Low Libido, Fatigue and Weight Gain are Signs of Low Testosterone
Dec 27, 2017 10:38PM
By Paul Stallone
It’s a very sensitive topic that many choose to silently endure, but four out of 10 men around the age of 45 have low testosterone, the age when this important hormone starts to decrease naturally. The official term is hypogonadism, and it can produce some serious symptoms in both men and women.
One of the more telltale signs of the male body not producing enough testosterone is the inability to have or maintain an erection. This can be devastating in many aspects; the man may question his masculinity or self-worth, his sexual relationships could suffer or his ability to father children could be in jeopardy. Not only does the male body need testosterone to complete a chain reaction to get an erection, but the body also needs it to produce sperm.
Testosterone is often thought of as the young man’s hormone, and losing it means losing that youthful feeling. Decreased hair, energy, muscle mass, bone mass and sex drive are some of the physical symptoms a man may notice. Changes in sleep patterns, emotional changes, difficultly concentrating and depression are symptoms a man’s inner self may battle.
There are medical conditions other than age that can contribute to low testosterone. Certain medications, diabetes, obesity, infections and chronic medical conditions such as liver or kidney disease can impact how the body produces hormones. Most of these causes are reversible with the right changes and motivation.
There are a variety of solutions readily available, including pharmaceutical drugs that can help a man achieve an erection. While this may work for many, they are only a short-term solution, and only address one symptom of low testosterone. Another drawback is the extensive list of possible side effects. Taking these drugs requires a thorough discussion with a physician, especially regarding all other medications being taken.
Hormone replacement therapy (HRT) involves supplementing testosterone levels. This is the most comprehensive form of therapy because it addresses all symptoms related to low testosterone. In-depth bloodwork is extremely beneficial to take full advantage of the customization that HRT offers. Testosterone injections and creams can be tailored specifically to a patient’s need. Other critical hormones such as DHEA can be added to bioidentical creams. Injections and creams may be used simultaneously for quick recovery of symptoms.
Human growth hormone (HGH) is often referred to as the youth hormone.
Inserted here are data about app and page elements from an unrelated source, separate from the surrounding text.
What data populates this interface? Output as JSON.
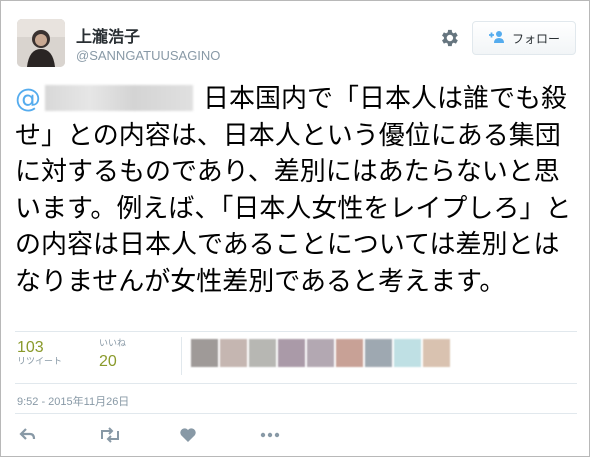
{
  "user": {
    "display_name": "上瀧浩子",
    "handle": "@SANNGATUUSAGINO"
  },
  "header": {
    "settings_icon": "gear-icon",
    "follow_label": "フォロー",
    "follow_icon": "follow-person-icon"
  },
  "tweet": {
    "mention_at": "@",
    "text": "日本国内で「日本人は誰でも殺せ」との内容は、日本人という優位にある集団に対するものであり、差別にはあたらないと思います。例えば、「日本人女性をレイプしろ」との内容は日本人であることについては差別とはなりませんが女性差別であると考えます。"
  },
  "stats": {
    "retweets": {
      "count": "103",
      "label": "リツイート"
    },
    "likes": {
      "count": "20",
      "label": "いいね"
    }
  },
  "liker_avatar_colors": [
    "#9f9a98",
    "#c5b6b1",
    "#b7b7b3",
    "#aa9aa8",
    "#b3a8b2",
    "#c8a196",
    "#9ea8b1",
    "#bfe0e4",
    "#d9c2b0"
  ],
  "timestamp": "9:52 - 2015年11月26日",
  "actions": [
    "reply-icon",
    "retweet-icon",
    "like-heart-icon",
    "more-dots-icon"
  ],
  "colors": {
    "link": "#55acee",
    "count": "#8a9a2b",
    "muted": "#8899a6"
  }
}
Its abundance allows people in their teens and 20s to recover more quickly from injury and exertion, build muscle faster and easier, generate more energy, think faster, and have a strong libido. Most people will start producing less and less of this hormone sometime in their early 30s. There are a few ways to subtly increase HGH with supplements and exercise, but to really feel an impact, there are injection options.
The symptoms that a man may experience from low testosterone can affect women, as well. Fatigue, sleep disruptions, weight gain, decreased libido, emotional troubles and even osteoporosis can be the result of female-related low testosterone. Both sexes have much to gain with correcting their hormone levels, if needed. Routine bloodwork may miss imbalanced levels or an inexperienced physician may not fully understand the complexity. Working with a knowledgeable naturopath will ensure proper diagnostic testing and a natural course of treatment. A naturopath will also be able to navigate between a hormone imbalance or other possible medical conditions.
Paul Stallone, NMD, founded the Arizona Integrative Medical Center, located at 8144 E. Cactus Rd., Ste. 820, in Scottsdale. He combines natural/alternative/conventional treatments for each patient’s needs. For more information, call 480-214-3922 or visit DrStallone.com.